Problem requirements: Extract all lines from the data beneath that include the word "литров".

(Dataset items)

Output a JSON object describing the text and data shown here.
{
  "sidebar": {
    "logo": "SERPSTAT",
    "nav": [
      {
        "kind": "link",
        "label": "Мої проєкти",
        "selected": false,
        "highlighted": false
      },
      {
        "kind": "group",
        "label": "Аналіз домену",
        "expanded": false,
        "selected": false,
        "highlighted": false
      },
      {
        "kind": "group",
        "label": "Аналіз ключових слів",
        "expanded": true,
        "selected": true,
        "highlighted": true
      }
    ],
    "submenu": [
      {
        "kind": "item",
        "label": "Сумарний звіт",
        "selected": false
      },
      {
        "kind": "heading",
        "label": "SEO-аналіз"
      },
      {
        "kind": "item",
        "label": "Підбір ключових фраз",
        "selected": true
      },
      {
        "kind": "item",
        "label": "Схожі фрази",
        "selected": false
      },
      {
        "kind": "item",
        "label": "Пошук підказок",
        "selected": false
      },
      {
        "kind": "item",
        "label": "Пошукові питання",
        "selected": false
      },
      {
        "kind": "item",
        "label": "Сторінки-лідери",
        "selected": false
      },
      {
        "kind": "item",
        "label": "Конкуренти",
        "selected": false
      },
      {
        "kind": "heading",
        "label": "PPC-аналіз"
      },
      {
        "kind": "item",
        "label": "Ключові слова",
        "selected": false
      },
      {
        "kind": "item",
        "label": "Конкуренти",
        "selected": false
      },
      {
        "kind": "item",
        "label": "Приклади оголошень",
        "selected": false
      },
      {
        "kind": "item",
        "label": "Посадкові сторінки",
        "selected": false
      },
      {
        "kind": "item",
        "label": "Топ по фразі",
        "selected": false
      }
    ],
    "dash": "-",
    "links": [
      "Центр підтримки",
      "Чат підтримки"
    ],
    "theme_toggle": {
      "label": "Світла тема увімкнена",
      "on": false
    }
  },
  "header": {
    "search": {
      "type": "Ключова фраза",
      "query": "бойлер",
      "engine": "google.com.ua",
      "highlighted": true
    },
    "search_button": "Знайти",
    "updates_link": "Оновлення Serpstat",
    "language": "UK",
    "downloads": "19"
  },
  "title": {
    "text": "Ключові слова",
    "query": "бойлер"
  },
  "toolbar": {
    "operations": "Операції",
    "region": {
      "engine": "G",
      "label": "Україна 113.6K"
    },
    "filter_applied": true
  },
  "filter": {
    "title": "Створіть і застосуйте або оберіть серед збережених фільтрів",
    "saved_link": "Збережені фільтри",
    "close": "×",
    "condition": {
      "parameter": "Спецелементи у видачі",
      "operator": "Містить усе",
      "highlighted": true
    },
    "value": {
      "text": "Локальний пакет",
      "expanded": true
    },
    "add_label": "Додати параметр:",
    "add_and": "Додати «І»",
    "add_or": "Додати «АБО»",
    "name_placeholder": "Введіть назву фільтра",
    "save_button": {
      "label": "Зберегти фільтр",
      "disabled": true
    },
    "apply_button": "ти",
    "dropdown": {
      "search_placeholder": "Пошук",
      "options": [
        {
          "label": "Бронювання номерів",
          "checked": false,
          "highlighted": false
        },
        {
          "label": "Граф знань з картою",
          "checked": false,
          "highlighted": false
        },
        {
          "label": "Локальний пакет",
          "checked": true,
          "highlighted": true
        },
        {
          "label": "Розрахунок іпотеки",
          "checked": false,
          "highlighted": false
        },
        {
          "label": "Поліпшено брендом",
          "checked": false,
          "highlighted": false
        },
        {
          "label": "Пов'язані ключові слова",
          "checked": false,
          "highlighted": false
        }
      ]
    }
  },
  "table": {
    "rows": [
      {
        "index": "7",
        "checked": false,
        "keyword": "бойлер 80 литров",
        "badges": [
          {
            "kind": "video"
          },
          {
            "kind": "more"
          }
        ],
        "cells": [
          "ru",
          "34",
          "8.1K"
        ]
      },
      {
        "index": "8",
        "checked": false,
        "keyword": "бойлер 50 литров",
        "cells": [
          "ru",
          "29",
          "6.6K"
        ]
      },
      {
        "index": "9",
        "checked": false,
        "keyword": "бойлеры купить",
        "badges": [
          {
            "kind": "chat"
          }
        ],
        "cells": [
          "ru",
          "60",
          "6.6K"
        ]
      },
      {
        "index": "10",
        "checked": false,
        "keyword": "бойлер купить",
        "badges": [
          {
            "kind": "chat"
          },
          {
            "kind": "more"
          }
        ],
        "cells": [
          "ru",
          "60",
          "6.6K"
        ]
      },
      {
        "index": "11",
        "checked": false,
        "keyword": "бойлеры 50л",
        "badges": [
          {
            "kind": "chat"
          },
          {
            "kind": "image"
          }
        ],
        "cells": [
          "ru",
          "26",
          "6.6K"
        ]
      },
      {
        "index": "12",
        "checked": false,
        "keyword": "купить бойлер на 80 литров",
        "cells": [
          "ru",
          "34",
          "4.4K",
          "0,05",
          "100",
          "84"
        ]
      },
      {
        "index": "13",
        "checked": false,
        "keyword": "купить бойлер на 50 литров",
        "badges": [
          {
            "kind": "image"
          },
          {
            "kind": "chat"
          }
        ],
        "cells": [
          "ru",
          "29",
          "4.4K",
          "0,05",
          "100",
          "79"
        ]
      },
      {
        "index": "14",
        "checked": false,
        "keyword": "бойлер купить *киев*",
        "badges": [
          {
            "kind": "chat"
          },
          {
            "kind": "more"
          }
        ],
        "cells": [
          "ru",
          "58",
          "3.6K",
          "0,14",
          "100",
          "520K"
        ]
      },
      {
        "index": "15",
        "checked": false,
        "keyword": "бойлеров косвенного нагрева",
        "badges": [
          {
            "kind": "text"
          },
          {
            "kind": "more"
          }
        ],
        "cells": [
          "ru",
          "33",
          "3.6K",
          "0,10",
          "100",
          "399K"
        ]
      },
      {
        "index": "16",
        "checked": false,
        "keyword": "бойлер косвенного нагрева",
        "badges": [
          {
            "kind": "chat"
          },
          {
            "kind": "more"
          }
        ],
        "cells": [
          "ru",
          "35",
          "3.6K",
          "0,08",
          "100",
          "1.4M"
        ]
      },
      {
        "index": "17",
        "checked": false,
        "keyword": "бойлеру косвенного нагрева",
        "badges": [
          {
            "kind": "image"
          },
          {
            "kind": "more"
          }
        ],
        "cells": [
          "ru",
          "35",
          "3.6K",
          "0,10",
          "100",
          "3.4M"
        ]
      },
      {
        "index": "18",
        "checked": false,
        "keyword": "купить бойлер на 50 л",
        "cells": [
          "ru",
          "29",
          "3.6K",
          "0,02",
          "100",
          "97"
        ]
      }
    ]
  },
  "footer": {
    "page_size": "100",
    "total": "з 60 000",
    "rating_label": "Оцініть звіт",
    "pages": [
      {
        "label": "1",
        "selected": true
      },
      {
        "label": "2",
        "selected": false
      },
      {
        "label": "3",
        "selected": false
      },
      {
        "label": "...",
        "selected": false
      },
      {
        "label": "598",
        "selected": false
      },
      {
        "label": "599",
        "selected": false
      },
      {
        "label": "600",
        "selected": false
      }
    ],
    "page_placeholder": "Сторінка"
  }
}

Exercise solution:
        "keyword": "бойлер 80 литров",
        "keyword": "бойлер 50 литров",
        "keyword": "купить бойлер на 80 литров",
        "keyword": "купить бойлер на 50 литров",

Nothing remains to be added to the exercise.